Data about app and page elements
•••
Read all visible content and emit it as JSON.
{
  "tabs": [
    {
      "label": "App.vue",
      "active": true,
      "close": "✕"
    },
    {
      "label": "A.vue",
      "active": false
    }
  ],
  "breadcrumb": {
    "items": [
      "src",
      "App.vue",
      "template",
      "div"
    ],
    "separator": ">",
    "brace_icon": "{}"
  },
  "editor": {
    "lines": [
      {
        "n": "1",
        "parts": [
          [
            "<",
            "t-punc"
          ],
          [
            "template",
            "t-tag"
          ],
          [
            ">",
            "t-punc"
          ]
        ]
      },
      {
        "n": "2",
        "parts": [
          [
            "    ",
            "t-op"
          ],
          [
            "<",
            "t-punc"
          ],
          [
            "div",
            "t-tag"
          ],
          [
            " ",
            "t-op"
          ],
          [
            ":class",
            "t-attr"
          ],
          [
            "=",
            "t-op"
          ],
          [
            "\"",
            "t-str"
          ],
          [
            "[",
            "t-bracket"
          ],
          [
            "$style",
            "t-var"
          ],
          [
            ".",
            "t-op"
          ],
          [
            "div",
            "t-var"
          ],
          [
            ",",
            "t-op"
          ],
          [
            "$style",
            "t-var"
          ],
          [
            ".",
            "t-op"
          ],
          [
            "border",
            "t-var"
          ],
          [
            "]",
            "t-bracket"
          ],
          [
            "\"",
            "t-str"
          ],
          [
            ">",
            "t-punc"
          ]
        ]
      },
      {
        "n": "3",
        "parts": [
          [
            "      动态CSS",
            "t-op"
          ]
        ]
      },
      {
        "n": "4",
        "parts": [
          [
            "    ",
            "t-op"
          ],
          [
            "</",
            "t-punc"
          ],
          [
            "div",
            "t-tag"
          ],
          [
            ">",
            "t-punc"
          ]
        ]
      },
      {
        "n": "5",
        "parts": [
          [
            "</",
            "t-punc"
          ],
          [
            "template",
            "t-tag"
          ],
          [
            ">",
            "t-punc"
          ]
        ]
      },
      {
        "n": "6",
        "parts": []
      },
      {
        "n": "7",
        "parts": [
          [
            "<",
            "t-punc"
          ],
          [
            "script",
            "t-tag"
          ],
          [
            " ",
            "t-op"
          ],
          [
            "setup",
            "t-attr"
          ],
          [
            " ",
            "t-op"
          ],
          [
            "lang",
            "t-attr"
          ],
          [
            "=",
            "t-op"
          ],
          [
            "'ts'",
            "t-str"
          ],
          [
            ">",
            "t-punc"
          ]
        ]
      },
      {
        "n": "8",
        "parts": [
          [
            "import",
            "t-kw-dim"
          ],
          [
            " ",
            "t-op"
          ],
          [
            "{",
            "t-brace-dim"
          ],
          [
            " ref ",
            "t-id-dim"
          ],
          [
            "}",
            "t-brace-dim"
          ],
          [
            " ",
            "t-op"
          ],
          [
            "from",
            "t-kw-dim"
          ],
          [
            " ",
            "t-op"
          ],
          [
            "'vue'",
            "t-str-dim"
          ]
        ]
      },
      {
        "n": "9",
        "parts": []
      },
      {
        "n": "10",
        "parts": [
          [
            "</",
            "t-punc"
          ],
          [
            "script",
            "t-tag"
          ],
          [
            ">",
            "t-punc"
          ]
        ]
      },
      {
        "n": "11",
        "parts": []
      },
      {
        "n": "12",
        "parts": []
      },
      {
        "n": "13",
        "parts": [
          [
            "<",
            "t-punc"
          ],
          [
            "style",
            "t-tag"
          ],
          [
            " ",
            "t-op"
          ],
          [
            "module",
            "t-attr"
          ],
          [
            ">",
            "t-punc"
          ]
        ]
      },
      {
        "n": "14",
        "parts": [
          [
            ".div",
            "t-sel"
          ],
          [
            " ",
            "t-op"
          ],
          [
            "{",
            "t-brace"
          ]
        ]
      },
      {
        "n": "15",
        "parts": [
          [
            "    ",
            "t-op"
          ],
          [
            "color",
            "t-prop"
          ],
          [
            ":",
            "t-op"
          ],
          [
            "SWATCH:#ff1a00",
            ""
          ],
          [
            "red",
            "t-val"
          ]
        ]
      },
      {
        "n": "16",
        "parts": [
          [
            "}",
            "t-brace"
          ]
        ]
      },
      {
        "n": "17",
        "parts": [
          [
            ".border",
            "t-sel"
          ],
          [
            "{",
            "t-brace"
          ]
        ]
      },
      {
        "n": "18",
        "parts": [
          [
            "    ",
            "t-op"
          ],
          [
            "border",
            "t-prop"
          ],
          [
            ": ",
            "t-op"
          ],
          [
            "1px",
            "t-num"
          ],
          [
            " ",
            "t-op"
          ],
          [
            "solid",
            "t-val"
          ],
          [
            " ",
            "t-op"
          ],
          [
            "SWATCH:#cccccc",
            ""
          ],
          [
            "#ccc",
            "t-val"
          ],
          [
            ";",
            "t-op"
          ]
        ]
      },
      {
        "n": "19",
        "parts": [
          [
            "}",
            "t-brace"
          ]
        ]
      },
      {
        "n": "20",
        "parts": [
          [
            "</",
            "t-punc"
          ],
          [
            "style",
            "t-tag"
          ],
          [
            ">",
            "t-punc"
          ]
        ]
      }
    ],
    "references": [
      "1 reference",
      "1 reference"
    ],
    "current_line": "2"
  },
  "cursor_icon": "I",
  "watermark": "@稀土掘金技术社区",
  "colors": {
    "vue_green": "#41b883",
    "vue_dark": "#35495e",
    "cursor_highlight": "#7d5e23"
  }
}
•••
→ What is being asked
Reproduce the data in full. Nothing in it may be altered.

→ Answer section
Read all visible content and emit it as JSON.
{
  "tabs": [
    {
      "label": "App.vue",
      "active": true,
      "close": "✕"
    },
    {
      "label": "A.vue",
      "active": false
    }
  ],
  "breadcrumb": {
    "items": [
      "src",
      "App.vue",
      "template",
      "div"
    ],
    "separator": ">",
    "brace_icon": "{}"
  },
  "editor": {
    "lines": [
      {
        "n": "1",
        "parts": [
          [
            "<",
            "t-punc"
          ],
          [
            "template",
            "t-tag"
          ],
          [
            ">",
            "t-punc"
          ]
        ]
      },
      {
        "n": "2",
        "parts": [
          [
            "    ",
            "t-op"
          ],
          [
            "<",
            "t-punc"
          ],
          [
            "div",
            "t-tag"
          ],
          [
            " ",
            "t-op"
          ],
          [
            ":class",
            "t-attr"
          ],
          [
            "=",
            "t-op"
          ],
          [
            "\"",
            "t-str"
          ],
          [
            "[",
            "t-bracket"
          ],
          [
            "$style",
            "t-var"
          ],
          [
            ".",
            "t-op"
          ],
          [
            "div",
            "t-var"
          ],
          [
            ",",
            "t-op"
          ],
          [
            "$style",
            "t-var"
          ],
          [
            ".",
            "t-op"
          ],
          [
            "border",
            "t-var"
          ],
          [
            "]",
            "t-bracket"
          ],
          [
            "\"",
            "t-str"
          ],
          [
            ">",
            "t-punc"
          ]
        ]
      },
      {
        "n": "3",
        "parts": [
          [
            "      动态CSS",
            "t-op"
          ]
        ]
      },
      {
        "n": "4",
        "parts": [
          [
            "    ",
            "t-op"
          ],
          [
            "</",
            "t-punc"
          ],
          [
            "div",
            "t-tag"
          ],
          [
            ">",
            "t-punc"
          ]
        ]
      },
      {
        "n": "5",
        "parts": [
          [
            "</",
            "t-punc"
          ],
          [
            "template",
            "t-tag"
          ],
          [
            ">",
            "t-punc"
          ]
        ]
      },
      {
        "n": "6",
        "parts": []
      },
      {
        "n": "7",
        "parts": [
          [
            "<",
            "t-punc"
          ],
          [
            "script",
            "t-tag"
          ],
          [
            " ",
            "t-op"
          ],
          [
            "setup",
            "t-attr"
          ],
          [
            " ",
            "t-op"
          ],
          [
            "lang",
            "t-attr"
          ],
          [
            "=",
            "t-op"
          ],
          [
            "'ts'",
            "t-str"
          ],
          [
            ">",
            "t-punc"
          ]
        ]
      },
      {
        "n": "8",
        "parts": [
          [
            "import",
            "t-kw-dim"
          ],
          [
            " ",
            "t-op"
          ],
          [
            "{",
            "t-brace-dim"
          ],
          [
            " ref ",
            "t-id-dim"
          ],
          [
            "}",
            "t-brace-dim"
          ],
          [
            " ",
            "t-op"
          ],
          [
            "from",
            "t-kw-dim"
          ],
          [
            " ",
            "t-op"
          ],
          [
            "'vue'",
            "t-str-dim"
          ]
        ]
      },
      {
        "n": "9",
        "parts": []
      },
      {
        "n": "10",
        "parts": [
          [
            "</",
            "t-punc"
          ],
          [
            "script",
            "t-tag"
          ],
          [
            ">",
            "t-punc"
          ]
        ]
      },
      {
        "n": "11",
        "parts": []
      },
      {
        "n": "12",
        "parts": []
      },
      {
        "n": "13",
        "parts": [
          [
            "<",
            "t-punc"
          ],
          [
            "style",
            "t-tag"
          ],
          [
            " ",
            "t-op"
          ],
          [
            "module",
            "t-attr"
          ],
          [
            ">",
            "t-punc"
          ]
        ]
      },
      {
        "n": "14",
        "parts": [
          [
            ".div",
            "t-sel"
          ],
          [
            " ",
            "t-op"
          ],
          [
            "{",
            "t-brace"
          ]
        ]
      },
      {
        "n": "15",
        "parts": [
          [
            "    ",
            "t-op"
          ],
          [
            "color",
            "t-prop"
          ],
          [
            ":",
            "t-op"
          ],
          [
            "SWATCH:#ff1a00",
            ""
          ],
          [
            "red",
            "t-val"
          ]
        ]
      },
      {
        "n": "16",
        "parts": [
          [
            "}",
            "t-brace"
          ]
        ]
      },
      {
        "n": "17",
        "parts": [
          [
            ".border",
            "t-sel"
          ],
          [
            "{",
            "t-brace"
          ]
        ]
      },
      {
        "n": "18",
        "parts": [
          [
            "    ",
            "t-op"
          ],
          [
            "border",
            "t-prop"
          ],
          [
            ": ",
            "t-op"
          ],
          [
            "1px",
            "t-num"
          ],
          [
            " ",
            "t-op"
          ],
          [
            "solid",
            "t-val"
          ],
          [
            " ",
            "t-op"
          ],
          [
            "SWATCH:#cccccc",
            ""
          ],
          [
            "#ccc",
            "t-val"
          ],
          [
            ";",
            "t-op"
          ]
        ]
      },
      {
        "n": "19",
        "parts": [
          [
            "}",
            "t-brace"
          ]
        ]
      },
      {
        "n": "20",
        "parts": [
          [
            "</",
            "t-punc"
          ],
          [
            "style",
            "t-tag"
          ],
          [
            ">",
            "t-punc"
          ]
        ]
      }
    ],
    "references": [
      "1 reference",
      "1 reference"
    ],
    "current_line": "2"
  },
  "cursor_icon": "I",
  "watermark": "@稀土掘金技术社区",
  "colors": {
    "vue_green": "#41b883",
    "vue_dark": "#35495e",
    "cursor_highlight": "#7d5e23"
  }
}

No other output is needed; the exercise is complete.